### Prompt:
The answer must be a bare number: the count of lines below that contain "Accept".

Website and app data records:
•••
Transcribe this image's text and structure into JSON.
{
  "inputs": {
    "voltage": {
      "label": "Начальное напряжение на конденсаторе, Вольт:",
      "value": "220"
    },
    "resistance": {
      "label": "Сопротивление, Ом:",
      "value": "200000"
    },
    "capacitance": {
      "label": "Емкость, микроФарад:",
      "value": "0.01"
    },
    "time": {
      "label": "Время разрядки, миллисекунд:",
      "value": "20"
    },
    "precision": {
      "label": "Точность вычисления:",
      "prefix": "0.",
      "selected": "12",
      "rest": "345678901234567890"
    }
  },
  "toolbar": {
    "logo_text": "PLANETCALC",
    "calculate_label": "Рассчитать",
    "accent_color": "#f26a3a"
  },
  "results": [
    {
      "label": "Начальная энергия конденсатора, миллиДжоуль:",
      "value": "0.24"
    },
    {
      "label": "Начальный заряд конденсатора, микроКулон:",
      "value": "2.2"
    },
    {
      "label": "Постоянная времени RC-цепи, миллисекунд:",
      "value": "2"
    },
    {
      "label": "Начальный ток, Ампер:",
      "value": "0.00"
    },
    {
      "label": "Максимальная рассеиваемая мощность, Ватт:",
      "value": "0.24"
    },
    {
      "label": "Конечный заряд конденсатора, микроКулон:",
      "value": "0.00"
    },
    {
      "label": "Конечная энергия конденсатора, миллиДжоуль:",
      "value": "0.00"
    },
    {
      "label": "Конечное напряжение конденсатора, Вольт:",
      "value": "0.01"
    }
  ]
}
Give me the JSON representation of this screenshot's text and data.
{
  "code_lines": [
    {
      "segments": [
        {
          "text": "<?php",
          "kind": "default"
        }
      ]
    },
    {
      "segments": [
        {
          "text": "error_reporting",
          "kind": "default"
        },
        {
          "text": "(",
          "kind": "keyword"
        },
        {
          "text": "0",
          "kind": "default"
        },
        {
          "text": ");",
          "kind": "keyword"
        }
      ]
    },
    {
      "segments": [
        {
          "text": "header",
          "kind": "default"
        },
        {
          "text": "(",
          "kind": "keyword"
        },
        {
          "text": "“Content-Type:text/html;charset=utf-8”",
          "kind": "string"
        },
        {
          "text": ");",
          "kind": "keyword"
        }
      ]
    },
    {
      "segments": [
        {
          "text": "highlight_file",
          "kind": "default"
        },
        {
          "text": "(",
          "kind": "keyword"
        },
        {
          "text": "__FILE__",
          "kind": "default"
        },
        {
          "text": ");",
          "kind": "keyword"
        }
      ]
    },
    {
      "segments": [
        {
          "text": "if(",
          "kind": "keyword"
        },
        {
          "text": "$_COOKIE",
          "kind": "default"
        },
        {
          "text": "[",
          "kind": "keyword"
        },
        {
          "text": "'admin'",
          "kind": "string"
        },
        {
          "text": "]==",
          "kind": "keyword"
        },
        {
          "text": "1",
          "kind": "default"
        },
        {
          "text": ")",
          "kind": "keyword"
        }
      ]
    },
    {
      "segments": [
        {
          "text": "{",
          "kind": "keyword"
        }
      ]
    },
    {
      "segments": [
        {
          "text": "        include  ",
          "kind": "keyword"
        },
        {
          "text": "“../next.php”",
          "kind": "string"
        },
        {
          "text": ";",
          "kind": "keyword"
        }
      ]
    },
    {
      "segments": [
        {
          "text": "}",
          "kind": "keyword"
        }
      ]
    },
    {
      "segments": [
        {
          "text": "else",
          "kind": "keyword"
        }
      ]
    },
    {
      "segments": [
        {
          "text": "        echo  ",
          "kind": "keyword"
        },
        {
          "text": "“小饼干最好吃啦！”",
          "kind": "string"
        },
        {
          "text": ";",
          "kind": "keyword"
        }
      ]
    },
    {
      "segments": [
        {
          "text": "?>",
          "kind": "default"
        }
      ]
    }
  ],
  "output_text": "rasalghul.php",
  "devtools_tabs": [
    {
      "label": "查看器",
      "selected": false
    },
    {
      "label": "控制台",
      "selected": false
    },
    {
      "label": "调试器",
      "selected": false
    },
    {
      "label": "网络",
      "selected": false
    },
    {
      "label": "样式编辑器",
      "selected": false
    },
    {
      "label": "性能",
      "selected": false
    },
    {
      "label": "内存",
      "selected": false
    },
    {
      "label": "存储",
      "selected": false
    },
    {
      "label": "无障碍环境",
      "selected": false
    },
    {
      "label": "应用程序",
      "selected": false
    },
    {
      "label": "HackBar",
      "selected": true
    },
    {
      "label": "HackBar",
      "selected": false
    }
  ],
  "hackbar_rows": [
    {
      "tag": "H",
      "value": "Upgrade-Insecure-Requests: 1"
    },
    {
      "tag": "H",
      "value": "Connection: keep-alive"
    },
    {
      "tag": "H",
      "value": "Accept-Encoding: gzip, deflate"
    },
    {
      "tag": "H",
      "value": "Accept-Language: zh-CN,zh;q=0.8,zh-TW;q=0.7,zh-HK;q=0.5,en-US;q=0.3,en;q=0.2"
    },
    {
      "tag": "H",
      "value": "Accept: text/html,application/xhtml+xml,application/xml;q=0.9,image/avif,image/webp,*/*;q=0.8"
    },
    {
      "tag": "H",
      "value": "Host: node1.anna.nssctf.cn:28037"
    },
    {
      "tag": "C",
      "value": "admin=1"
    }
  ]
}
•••
### Exercise result:
3